There seems to be a way to make Microsoft Word work with Git, but the easiest way to start working with GitHub is to draft documents using the Markdown language, which is basically a dumbed-down version of html.
To sum up, I’m willing to take the risk that this post will read like tech agitprop by predicting that Git/GitHub-like workflows and tools are inevitably coming to the legal world, and there are very good reasons to start using them right away to future-proof our skills set while potentially improving online collaboration on the drafting of legal content.
(As a belated Easter egg, I went out of my way to insert 10 completely unnecessary words in this post just because they contained the string “git”. My sincerest congratulations will be extended to the first person to list them all in the comments below. Using CTRL-F is considered cheating.)
[i] Of course, this is only the tip of the iceberg as there are many other version control software (see this) and repositories in the software development world. Mercurial is a popular alternative, or should I say competitor, to Git (and the difference between the two has been an agitated debate) and Bitbucket a frequently used repository. Also, while I talk in this post about the GitHub workflow – and the concept of “branching” – like something that absolutely everybody uses in the software development world, there are exceptions. Google, for instance, seems to operate some kind of prestidigitation to manage the work on their billions of lines of codes. I guess Google is always a different beast.
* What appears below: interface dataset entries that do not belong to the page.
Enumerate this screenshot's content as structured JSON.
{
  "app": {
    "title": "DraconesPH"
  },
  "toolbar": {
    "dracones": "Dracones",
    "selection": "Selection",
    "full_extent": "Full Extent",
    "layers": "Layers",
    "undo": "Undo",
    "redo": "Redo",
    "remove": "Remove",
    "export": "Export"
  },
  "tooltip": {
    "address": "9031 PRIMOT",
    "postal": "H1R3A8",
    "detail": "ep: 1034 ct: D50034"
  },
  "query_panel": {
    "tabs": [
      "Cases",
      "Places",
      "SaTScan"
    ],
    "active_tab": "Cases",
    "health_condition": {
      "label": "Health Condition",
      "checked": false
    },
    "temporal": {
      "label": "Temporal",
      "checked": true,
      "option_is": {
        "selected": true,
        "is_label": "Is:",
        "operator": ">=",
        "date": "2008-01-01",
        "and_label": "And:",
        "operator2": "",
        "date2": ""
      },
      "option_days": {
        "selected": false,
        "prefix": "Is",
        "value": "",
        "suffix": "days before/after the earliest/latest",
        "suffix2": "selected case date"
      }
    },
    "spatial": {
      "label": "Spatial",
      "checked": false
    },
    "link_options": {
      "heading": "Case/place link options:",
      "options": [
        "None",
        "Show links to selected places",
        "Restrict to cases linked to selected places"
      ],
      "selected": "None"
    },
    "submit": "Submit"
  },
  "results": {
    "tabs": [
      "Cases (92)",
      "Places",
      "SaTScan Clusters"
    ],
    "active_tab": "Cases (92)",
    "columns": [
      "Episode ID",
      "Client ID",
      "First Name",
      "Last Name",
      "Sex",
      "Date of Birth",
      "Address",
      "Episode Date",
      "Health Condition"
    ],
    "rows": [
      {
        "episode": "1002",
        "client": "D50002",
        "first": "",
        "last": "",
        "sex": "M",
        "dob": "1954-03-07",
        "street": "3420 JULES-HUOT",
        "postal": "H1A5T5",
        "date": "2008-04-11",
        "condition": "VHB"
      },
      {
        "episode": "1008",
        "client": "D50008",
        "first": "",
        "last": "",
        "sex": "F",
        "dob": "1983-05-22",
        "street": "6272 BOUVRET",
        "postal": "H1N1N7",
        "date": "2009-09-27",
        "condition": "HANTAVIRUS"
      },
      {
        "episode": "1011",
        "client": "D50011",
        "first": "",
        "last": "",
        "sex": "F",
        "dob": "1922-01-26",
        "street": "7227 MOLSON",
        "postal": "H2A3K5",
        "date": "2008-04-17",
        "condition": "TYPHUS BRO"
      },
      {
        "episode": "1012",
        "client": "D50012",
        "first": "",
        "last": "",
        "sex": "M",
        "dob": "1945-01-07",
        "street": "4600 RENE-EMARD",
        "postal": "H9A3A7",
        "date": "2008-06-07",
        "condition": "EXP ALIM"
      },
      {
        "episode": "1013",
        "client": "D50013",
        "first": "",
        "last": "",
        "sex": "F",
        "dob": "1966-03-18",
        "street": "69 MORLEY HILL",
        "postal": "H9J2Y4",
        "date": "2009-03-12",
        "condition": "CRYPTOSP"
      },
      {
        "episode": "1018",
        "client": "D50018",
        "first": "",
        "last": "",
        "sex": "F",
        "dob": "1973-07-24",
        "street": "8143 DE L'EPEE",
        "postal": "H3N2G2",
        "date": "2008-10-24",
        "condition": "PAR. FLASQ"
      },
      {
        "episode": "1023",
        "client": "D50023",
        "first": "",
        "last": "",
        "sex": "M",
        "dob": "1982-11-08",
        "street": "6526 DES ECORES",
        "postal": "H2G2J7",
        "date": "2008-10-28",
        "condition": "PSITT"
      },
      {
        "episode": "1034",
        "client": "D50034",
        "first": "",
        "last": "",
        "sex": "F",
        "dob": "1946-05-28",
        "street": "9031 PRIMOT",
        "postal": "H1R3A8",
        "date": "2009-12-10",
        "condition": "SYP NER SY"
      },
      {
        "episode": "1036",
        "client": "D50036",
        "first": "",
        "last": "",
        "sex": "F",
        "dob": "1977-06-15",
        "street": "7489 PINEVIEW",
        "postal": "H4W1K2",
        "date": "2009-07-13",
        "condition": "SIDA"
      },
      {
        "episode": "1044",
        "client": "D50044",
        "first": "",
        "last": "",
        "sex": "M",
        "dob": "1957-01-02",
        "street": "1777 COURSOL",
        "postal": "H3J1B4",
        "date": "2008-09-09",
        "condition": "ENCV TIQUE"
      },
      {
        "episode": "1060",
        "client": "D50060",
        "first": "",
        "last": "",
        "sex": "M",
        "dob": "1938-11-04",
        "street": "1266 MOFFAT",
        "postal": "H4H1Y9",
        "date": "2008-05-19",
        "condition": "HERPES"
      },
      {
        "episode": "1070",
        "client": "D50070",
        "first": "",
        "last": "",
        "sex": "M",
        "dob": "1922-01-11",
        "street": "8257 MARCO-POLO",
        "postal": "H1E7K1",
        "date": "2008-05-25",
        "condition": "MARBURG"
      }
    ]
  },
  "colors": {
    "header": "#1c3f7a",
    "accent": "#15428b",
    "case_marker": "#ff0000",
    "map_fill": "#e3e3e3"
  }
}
[ii] In the report, while unrelated to the present post, don’t miss the comments on the drafting of open scientific literature. See also this page where the book, and the general idea of version control for writers (as opposed to coders) is discussed.